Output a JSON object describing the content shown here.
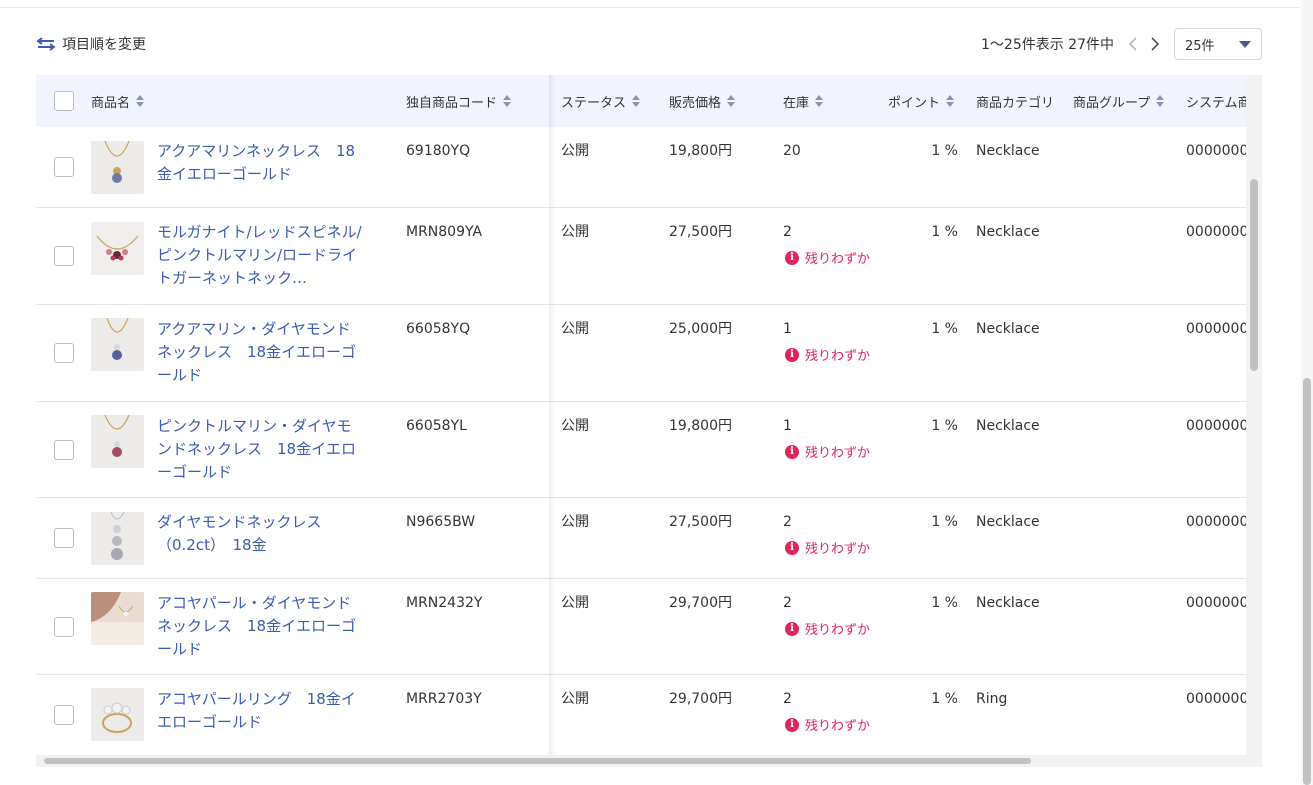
{
  "toolbar": {
    "reorder_label": "項目順を変更",
    "pager_text": "1〜25件表示 27件中",
    "per_page_value": "25件"
  },
  "columns": {
    "name": "商品名",
    "code": "独自商品コード",
    "status": "ステータス",
    "price": "販売価格",
    "stock": "在庫",
    "point": "ポイント",
    "category": "商品カテゴリ",
    "group": "商品グループ",
    "system": "システム商"
  },
  "low_stock_label": "残りわずか",
  "colors": {
    "accent": "#3c5bb0",
    "warning": "#e0245e",
    "header_bg": "#f1f4fd"
  },
  "rows": [
    {
      "name": "アクアマリンネックレス　18金イエローゴールド",
      "code": "69180YQ",
      "status": "公開",
      "price": "19,800円",
      "stock": "20",
      "low": false,
      "point": "1 %",
      "category": "Necklace",
      "group": "",
      "system": "0000000"
    },
    {
      "name": "モルガナイト/レッドスピネル/ピンクトルマリン/ロードライトガーネットネック…",
      "code": "MRN809YA",
      "status": "公開",
      "price": "27,500円",
      "stock": "2",
      "low": true,
      "point": "1 %",
      "category": "Necklace",
      "group": "",
      "system": "0000000"
    },
    {
      "name": "アクアマリン・ダイヤモンドネックレス　18金イエローゴールド",
      "code": "66058YQ",
      "status": "公開",
      "price": "25,000円",
      "stock": "1",
      "low": true,
      "point": "1 %",
      "category": "Necklace",
      "group": "",
      "system": "0000000"
    },
    {
      "name": "ピンクトルマリン・ダイヤモンドネックレス　18金イエローゴールド",
      "code": "66058YL",
      "status": "公開",
      "price": "19,800円",
      "stock": "1",
      "low": true,
      "point": "1 %",
      "category": "Necklace",
      "group": "",
      "system": "0000000"
    },
    {
      "name": "ダイヤモンドネックレス（0.2ct）　18金",
      "code": "N9665BW",
      "status": "公開",
      "price": "27,500円",
      "stock": "2",
      "low": true,
      "point": "1 %",
      "category": "Necklace",
      "group": "",
      "system": "0000000"
    },
    {
      "name": "アコヤパール・ダイヤモンドネックレス　18金イエローゴールド",
      "code": "MRN2432Y",
      "status": "公開",
      "price": "29,700円",
      "stock": "2",
      "low": true,
      "point": "1 %",
      "category": "Necklace",
      "group": "",
      "system": "0000000"
    },
    {
      "name": "アコヤパールリング　18金イエローゴールド",
      "code": "MRR2703Y",
      "status": "公開",
      "price": "29,700円",
      "stock": "2",
      "low": true,
      "point": "1 %",
      "category": "Ring",
      "group": "",
      "system": "0000000"
    }
  ]
}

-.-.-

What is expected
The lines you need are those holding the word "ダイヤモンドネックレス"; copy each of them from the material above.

Completed exercise
      "name": "アクアマリン・ダイヤモンドネックレス　18金イエローゴールド",
      "name": "ピンクトルマリン・ダイヤモンドネックレス　18金イエローゴールド",
      "name": "ダイヤモンドネックレス（0.2ct）　18金",
      "name": "アコヤパール・ダイヤモンドネックレス　18金イエローゴールド",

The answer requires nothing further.